(Problem to solve) Pull out every line with the word "various" from the entries below.

(Provided material)
━━━━━━━━━━━━━━━━━━━━━━━━━━━━━━

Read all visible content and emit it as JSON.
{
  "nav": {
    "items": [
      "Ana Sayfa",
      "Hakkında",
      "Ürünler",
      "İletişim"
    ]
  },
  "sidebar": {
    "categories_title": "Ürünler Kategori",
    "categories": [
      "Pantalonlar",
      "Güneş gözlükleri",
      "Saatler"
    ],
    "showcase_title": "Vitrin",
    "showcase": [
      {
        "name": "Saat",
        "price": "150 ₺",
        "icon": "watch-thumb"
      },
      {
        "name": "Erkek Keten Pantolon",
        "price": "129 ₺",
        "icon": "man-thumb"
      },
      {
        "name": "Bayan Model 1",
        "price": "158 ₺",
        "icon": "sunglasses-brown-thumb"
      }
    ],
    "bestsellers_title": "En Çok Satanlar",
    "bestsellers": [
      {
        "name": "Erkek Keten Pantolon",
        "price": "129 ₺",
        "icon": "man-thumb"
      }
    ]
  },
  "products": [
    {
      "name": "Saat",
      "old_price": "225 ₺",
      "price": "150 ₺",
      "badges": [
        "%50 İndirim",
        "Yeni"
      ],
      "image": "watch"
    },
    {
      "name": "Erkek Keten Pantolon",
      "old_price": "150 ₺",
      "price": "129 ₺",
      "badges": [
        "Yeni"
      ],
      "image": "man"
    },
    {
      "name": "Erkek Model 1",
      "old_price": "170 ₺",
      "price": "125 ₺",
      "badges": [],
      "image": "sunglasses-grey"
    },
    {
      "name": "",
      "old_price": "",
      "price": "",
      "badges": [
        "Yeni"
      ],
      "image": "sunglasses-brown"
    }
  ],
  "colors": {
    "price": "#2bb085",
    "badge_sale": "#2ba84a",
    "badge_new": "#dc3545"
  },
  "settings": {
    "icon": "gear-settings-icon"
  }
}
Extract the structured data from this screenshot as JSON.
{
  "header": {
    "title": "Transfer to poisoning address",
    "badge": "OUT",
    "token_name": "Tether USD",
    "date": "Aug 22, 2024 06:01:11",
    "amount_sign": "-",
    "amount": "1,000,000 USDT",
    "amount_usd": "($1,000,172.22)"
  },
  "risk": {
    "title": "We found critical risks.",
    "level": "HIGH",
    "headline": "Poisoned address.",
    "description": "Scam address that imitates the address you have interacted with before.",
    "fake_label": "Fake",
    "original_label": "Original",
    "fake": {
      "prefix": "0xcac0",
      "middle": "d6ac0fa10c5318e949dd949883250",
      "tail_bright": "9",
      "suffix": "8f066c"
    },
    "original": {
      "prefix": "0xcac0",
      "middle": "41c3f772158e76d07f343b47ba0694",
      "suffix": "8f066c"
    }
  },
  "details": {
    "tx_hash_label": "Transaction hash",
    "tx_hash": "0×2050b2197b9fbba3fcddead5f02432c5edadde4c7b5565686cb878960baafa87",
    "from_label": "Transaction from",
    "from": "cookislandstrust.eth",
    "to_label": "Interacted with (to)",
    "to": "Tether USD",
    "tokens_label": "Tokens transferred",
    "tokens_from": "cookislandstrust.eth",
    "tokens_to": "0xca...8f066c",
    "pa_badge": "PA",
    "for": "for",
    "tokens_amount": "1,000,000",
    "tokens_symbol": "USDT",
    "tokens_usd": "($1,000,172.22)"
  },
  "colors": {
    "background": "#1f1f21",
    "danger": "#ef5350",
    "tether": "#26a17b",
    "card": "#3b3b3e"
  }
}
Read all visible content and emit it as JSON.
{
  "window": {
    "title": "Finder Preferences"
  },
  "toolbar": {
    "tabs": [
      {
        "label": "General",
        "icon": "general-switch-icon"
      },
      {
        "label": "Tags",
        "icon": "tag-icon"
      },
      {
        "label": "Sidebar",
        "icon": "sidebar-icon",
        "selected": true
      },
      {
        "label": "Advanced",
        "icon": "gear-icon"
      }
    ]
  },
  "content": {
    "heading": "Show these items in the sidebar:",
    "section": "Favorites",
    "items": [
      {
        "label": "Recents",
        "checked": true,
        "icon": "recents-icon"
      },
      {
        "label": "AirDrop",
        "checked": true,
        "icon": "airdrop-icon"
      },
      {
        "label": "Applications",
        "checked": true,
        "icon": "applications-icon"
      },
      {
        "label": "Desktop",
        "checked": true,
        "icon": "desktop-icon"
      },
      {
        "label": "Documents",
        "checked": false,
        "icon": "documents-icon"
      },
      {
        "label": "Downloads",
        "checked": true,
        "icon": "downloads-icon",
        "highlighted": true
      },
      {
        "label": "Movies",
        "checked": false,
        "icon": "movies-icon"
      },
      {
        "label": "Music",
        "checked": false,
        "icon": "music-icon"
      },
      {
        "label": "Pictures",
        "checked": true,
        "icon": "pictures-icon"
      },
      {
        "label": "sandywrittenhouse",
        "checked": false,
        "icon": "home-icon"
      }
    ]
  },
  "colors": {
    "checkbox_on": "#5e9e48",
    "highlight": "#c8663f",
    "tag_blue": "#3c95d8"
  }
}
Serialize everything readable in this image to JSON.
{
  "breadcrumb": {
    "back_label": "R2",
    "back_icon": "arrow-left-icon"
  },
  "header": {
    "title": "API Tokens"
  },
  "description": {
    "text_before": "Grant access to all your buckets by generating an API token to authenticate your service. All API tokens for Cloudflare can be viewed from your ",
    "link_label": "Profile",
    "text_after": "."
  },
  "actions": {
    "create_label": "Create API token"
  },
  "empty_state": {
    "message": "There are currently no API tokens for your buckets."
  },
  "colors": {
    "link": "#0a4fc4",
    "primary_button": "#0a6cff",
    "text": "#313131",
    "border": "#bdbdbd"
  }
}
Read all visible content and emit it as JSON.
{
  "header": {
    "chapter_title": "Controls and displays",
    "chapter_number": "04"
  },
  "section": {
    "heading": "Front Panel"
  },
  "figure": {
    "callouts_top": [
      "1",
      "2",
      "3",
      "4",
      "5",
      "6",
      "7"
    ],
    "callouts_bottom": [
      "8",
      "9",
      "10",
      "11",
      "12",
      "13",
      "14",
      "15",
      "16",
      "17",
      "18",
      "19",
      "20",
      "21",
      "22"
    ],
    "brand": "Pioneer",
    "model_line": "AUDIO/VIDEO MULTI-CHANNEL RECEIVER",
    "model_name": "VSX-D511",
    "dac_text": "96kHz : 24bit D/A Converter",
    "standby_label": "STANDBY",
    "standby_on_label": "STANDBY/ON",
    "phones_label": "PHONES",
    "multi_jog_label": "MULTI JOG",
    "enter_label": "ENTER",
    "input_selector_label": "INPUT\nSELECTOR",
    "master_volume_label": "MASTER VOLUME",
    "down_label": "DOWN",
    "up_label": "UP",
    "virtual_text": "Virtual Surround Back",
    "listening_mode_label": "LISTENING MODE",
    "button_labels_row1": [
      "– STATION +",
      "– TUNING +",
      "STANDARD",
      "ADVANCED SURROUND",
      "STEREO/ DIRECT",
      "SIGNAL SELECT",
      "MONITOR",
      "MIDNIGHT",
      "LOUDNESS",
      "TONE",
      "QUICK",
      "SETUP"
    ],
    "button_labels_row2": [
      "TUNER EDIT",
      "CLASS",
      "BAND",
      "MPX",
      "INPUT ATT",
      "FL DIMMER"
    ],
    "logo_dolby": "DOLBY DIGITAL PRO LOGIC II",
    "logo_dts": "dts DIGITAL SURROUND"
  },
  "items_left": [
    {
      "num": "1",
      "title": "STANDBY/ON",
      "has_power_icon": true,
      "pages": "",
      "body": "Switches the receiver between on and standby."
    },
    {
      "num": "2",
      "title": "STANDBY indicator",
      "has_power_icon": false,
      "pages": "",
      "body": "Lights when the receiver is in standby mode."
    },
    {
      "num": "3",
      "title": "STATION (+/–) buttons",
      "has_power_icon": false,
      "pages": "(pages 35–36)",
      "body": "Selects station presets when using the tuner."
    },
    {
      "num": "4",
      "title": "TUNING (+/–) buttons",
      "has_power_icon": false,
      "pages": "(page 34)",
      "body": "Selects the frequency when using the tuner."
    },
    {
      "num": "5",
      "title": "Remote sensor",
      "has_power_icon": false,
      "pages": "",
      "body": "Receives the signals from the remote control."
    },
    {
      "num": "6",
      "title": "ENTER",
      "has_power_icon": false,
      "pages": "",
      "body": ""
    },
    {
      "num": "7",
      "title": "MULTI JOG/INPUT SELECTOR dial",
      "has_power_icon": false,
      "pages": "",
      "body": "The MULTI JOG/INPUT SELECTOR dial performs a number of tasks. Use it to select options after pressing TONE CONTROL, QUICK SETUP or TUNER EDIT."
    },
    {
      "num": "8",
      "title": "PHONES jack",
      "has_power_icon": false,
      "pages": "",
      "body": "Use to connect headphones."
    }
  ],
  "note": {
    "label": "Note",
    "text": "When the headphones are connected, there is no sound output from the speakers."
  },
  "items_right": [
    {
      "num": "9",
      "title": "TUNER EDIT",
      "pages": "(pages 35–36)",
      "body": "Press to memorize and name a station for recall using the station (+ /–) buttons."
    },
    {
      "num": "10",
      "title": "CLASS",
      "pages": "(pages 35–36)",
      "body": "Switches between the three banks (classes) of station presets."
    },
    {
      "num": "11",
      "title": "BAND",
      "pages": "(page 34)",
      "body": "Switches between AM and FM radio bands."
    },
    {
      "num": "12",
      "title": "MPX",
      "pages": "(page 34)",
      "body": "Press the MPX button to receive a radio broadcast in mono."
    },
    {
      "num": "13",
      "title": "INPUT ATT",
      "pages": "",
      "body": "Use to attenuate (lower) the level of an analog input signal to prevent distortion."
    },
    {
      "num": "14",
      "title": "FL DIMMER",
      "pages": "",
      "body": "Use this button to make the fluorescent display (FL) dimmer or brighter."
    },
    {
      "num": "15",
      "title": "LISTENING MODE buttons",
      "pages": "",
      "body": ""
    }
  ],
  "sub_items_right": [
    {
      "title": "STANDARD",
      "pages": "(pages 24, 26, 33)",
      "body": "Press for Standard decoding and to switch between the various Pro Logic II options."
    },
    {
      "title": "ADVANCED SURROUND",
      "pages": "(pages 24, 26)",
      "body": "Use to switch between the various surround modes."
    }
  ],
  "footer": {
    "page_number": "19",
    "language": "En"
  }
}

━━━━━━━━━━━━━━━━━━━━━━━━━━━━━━

(Result)
      "body": "Press for Standard decoding and to switch between the various Pro Logic II options."
      "body": "Use to switch between the various surround modes."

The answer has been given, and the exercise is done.